Jason shares his story as part of Prostate Cancer Awareness Month.
A drop in energy levels and a sense ‘that something wasn’t quite right” prompted Jason’s wife, Beth, to book him a GP’s appointment in early January 2018. The discovery of blood clots on Jason’s lungs was the bittersweet scenario that inadvertently detected a raised PSA level and the early suspicion of prostate cancer.
A former Royal Marine with a regard for his own well-being, Jason, aged 47 at the time insists “you have to trust your instincts do not procrastinate with your health; middle aged men need to be pushed to see their GP and I am so fortunate that Beth made that happen.”
Jason had a raised PSA level and so a period of monitoring commenced where he underwent tests regularly to observe the PSA level within his blood. The PSA levels, which hovered around 6.4 to 8.2 (normal being 2.5) prompted the GP to refer Jason to Derriford’s Chestnut Unit, where over a period of weeks further tests including an MRI scan were undertaken, culminating in a biopsy of the prostate.
As Jason recalls “the Chestnut Unit were brilliant looking after me; constantly acknowledging the sensitivity of the situation and always having the highest regard for my dignity – the staff and consultants were, and continue to be amazing!”
Jason had a prostate biopsy after his PSA levels were high. Being informed, “You have cancer” is never going to be a great day out! The prostate cancer diagnosis, a Gleason score 3+4, explained Surgeon Ali Ramsden, was highly unlikely to stay confined to the prostate.
All avenues were explored during that meeting, such as active surveillance, brachytherapy and radiotherapy.

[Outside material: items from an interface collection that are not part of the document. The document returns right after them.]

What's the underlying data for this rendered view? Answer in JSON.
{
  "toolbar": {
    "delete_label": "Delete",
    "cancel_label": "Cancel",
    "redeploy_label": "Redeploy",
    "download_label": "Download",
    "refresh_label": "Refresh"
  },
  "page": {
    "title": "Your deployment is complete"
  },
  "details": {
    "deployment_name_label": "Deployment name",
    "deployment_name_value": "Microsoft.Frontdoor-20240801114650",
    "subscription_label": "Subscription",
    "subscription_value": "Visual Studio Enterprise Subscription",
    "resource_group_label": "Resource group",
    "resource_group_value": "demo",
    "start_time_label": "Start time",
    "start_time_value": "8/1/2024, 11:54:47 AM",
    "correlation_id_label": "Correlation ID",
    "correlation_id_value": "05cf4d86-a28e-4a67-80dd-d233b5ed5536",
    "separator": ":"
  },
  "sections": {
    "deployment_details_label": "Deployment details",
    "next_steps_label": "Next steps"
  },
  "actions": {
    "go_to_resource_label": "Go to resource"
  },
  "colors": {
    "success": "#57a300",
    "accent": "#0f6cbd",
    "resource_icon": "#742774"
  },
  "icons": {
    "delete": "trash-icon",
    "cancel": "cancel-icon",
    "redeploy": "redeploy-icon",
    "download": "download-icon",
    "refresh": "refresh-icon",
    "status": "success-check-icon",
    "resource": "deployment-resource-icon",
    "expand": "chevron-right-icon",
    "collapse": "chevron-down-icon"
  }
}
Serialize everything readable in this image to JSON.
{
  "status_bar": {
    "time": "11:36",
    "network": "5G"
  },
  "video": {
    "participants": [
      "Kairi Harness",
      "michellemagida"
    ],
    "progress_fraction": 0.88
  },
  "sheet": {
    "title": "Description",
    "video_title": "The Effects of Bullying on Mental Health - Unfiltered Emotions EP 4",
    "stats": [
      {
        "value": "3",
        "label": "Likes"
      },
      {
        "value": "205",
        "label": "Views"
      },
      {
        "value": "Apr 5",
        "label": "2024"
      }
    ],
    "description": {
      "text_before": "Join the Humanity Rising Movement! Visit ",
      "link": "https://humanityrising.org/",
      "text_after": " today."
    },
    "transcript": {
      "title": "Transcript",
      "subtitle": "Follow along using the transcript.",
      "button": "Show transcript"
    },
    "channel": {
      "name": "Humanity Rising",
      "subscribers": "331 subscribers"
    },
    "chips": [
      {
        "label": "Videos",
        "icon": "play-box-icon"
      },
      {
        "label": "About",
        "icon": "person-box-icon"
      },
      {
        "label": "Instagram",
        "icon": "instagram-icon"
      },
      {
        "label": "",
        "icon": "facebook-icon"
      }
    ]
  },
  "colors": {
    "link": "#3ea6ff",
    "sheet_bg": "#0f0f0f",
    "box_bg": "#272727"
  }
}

However it was obvious that removing the prostate and ultimately the cancer, through the radical prostectomy procedure was the tough but correct decision.
With three sons, Jason ensured that they were fully aware of what was occurring as they were now 50% more likely to be diagnosed with prostate cancer in their later lives and he was determined to deal with the problem with a ‘matter of fact’ approach, which on reflection Jason feels was the right coping strategy. Jason also wanted his son’s to see that the process he was going through was only ever positive and nothing to fear, should they ever have the misfortune to encounter.
A relatively short period of time between diagnosis and surgery was a blessing in Jason’s opinion, which reduced ‘dwelling time’. Obvious concerns about incontinence and erectile dysfunction paled when the primary goal was to be cancer free. Using the ‘da Vinci’ robot under general anesthetic for 3 hours, Ali Ramsden skilfully removed the prostate aided by an incredibly dedicated team including Jayne Buckley and James Carlyle, who’s care Jason describes as ‘outstanding’.
With just one overnight stay in Derriford, Jason returned home where he recalls “being connected to a catheter for two weeks was the toughest part of the process” as he focused on regaining his energy and fitness.
10 weeks post operation, the news that Jason, Beth and his sons were desperate to learn; Jason’s PSA levels were now less than 0.01 (the lowest possible recording) and although the cancer had moved beyond the prostate, thankfully it had not spread to surrounding tissue or lymph nodes.
The pro-active decision by Jason’s wife, Beth, to arrange that GP appointment resulted in the prostate cancer being detected early and removed before it could spread further.
Jason commented “the ‘what ifs’ feature in any cancer diagnosis but ultimately to be told that you are ‘free of the cancer’ is an amazing feeling and genuinely provides you with a different paradigm on life. I am ‘very lucky’ thanks to the prompting, encouragement and huge support that I received from those around me. We beat prostate cancer and it’s my biggest wish that more and more men, who read my story, take the advice to get yourself checked regularly – early detection is how we defeat prostate cancer!”